- [Assignment]:
Please reproduce each of the entries below exactly as they appear.

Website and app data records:
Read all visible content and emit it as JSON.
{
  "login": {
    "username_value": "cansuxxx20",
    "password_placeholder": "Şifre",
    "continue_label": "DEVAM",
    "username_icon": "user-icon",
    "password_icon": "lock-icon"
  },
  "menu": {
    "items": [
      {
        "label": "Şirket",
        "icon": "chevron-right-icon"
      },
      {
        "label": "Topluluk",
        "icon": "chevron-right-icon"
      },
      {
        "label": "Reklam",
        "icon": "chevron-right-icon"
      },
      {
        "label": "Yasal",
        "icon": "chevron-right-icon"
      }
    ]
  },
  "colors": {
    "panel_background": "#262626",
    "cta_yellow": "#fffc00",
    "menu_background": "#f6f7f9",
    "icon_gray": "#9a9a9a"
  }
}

- [Answer to the problem]:
Read all visible content and emit it as JSON.
{
  "login": {
    "username_value": "cansuxxx20",
    "password_placeholder": "Şifre",
    "continue_label": "DEVAM",
    "username_icon": "user-icon",
    "password_icon": "lock-icon"
  },
  "menu": {
    "items": [
      {
        "label": "Şirket",
        "icon": "chevron-right-icon"
      },
      {
        "label": "Topluluk",
        "icon": "chevron-right-icon"
      },
      {
        "label": "Reklam",
        "icon": "chevron-right-icon"
      },
      {
        "label": "Yasal",
        "icon": "chevron-right-icon"
      }
    ]
  },
  "colors": {
    "panel_background": "#262626",
    "cta_yellow": "#fffc00",
    "menu_background": "#f6f7f9",
    "icon_gray": "#9a9a9a"
  }
}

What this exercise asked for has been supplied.